By Jamie Bernstein


Here's the irony: at the point where the score chokes you up, that's the point where Bernstein and Voltaire have parted ways.
Voltaire's caustic sensibility was much closer, actually, to Lillian Hellman's than to Bernstein's. As effervescent and delightful as the songs are in "Candide," it was not enough for Bernstein to leave it at that. He just had to give the show some heart. But in truth, that's not in the genuine spirit of Voltaire.
The tone of Voltaire's novella is remorselessly cynical about the foibles and hypocrisies of man -- and yet Bernstein's music takes us somewhere else entirely, especially in the much-loved finale, "Make Our Garden Grow."
When Candide says "Cultivons notre jardin," Voltaire meant it as an expression of rueful resignation, an acceptance of one's limitations -- as if Candide were saying: "Oh, let's quit spewing our fancy philosophy and go make ourselves useful for a change."  But the music is telling us something completely different: the soaring chorus seems to be telling us that growing our garden is a metaphor for the flowering of mankind itself! I'm pretty sure that's not what Voltaire meant.
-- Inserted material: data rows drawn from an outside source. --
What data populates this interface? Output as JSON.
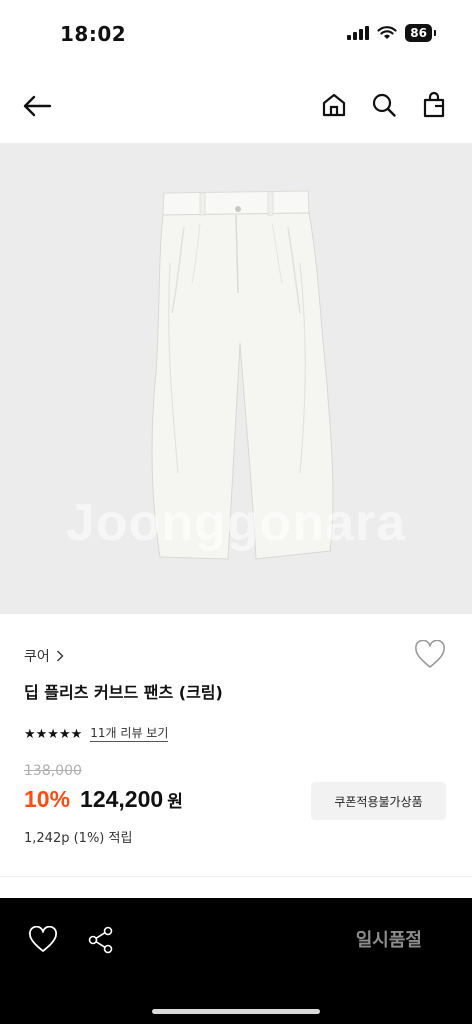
{
  "status": {
    "time": "18:02",
    "battery": "86"
  },
  "nav": {
    "icons": [
      "back-arrow-icon",
      "home-icon",
      "search-icon",
      "cart-icon"
    ]
  },
  "hero": {
    "watermark": "Joonggonara",
    "bg_color": "#ececec"
  },
  "product": {
    "brand": "쿠어",
    "name": "딥 플리츠 커브드 팬츠 (크림)",
    "stars": "★★★★★",
    "review_link": "11개 리뷰 보기",
    "original_price": "138,000",
    "discount": "10%",
    "price": "124,200",
    "currency": "원",
    "coupon_label": "쿠폰적용불가상품",
    "points": "1,242p (1%) 적립"
  },
  "bottom": {
    "soldout_label": "일시품절",
    "icons": [
      "heart-icon",
      "share-icon"
    ]
  },
  "colors": {
    "accent": "#ff4a10",
    "bar": "#000000"
  }
}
But while this finale may not quite align itself with Voltaire's original intent, I think the end result is greater than the sum of the parts. After all, when it comes to cynicism and idealism, the truth about our existence lies somewhere in between.